* **EXERCISE DIRECTIONS**
Tally the lines in the entries below where the string "placeholder" occurs. Reply with the total alone.

*** Opening RECORDS ***

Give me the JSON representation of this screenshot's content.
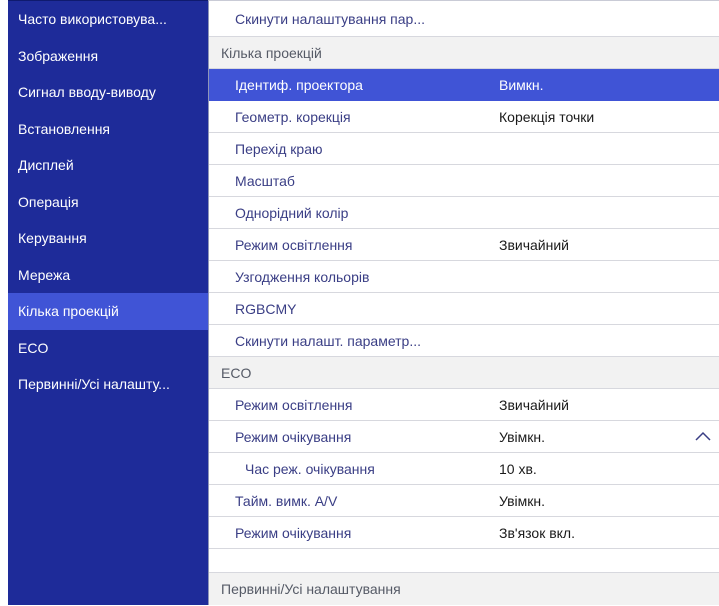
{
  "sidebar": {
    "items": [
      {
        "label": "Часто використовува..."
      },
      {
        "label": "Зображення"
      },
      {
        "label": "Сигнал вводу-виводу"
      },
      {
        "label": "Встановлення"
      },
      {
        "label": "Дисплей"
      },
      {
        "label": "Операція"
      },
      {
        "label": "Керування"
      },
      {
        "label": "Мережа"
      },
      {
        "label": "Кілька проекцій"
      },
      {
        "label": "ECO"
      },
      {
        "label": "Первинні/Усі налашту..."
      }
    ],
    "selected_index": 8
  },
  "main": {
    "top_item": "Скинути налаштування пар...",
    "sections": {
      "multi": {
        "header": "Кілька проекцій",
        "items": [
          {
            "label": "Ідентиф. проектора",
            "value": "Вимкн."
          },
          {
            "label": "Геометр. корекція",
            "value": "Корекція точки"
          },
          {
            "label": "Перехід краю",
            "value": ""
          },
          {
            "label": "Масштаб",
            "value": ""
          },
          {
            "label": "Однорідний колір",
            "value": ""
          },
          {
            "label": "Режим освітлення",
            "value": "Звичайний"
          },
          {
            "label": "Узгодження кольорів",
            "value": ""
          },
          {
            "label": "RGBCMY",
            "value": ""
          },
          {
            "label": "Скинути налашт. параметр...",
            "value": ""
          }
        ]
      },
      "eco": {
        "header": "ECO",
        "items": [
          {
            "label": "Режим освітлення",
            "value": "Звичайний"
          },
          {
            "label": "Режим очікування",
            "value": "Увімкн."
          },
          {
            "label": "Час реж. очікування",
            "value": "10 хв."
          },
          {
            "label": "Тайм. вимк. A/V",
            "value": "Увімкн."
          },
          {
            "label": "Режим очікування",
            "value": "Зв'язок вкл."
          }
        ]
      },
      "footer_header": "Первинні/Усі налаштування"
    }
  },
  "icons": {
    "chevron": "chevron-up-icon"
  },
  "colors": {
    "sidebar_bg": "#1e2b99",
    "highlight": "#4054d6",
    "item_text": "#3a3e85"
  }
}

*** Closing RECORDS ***
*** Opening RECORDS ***

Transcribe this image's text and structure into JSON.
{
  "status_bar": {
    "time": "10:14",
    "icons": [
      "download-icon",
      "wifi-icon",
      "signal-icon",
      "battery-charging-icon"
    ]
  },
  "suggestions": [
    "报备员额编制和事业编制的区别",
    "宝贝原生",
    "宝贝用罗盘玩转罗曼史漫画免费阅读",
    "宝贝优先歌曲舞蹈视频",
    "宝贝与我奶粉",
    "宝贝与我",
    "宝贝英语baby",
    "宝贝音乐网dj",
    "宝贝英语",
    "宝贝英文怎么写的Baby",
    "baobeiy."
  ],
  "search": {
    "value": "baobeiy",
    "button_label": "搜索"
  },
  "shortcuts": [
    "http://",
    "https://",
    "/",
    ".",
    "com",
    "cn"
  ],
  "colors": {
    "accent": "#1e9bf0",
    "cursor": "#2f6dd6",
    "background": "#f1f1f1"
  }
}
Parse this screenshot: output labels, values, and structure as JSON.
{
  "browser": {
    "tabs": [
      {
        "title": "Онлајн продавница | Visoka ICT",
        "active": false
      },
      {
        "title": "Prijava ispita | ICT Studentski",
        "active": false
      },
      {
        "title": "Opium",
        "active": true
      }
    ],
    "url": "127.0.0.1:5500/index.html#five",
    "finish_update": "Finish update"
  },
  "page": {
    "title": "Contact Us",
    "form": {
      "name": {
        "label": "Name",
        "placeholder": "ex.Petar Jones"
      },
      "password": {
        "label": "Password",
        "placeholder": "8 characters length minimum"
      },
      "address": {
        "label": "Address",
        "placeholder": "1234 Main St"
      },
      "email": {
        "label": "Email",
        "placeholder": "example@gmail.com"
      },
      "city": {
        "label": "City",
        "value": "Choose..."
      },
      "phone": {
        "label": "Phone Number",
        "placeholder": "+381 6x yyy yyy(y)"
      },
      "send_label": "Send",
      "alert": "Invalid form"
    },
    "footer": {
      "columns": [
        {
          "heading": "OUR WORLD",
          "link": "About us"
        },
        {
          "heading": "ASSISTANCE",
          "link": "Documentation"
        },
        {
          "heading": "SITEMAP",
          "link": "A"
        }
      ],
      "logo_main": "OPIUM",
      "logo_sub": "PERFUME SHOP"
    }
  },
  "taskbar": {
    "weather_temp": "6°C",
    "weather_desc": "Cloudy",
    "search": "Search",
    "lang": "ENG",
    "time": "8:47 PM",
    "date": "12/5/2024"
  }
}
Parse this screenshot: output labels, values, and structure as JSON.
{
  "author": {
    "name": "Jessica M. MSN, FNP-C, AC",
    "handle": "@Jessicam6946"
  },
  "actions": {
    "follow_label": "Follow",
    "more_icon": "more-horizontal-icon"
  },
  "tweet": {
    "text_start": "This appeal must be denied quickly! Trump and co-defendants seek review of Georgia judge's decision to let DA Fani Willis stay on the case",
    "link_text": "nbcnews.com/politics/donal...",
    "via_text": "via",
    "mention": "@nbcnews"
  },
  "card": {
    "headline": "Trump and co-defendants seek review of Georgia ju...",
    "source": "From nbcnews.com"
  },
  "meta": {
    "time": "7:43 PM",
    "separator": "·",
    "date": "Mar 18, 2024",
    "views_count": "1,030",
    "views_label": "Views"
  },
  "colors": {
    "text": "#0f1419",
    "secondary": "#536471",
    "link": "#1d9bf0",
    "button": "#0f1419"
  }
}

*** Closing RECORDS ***

* **TASK ANSWER**
5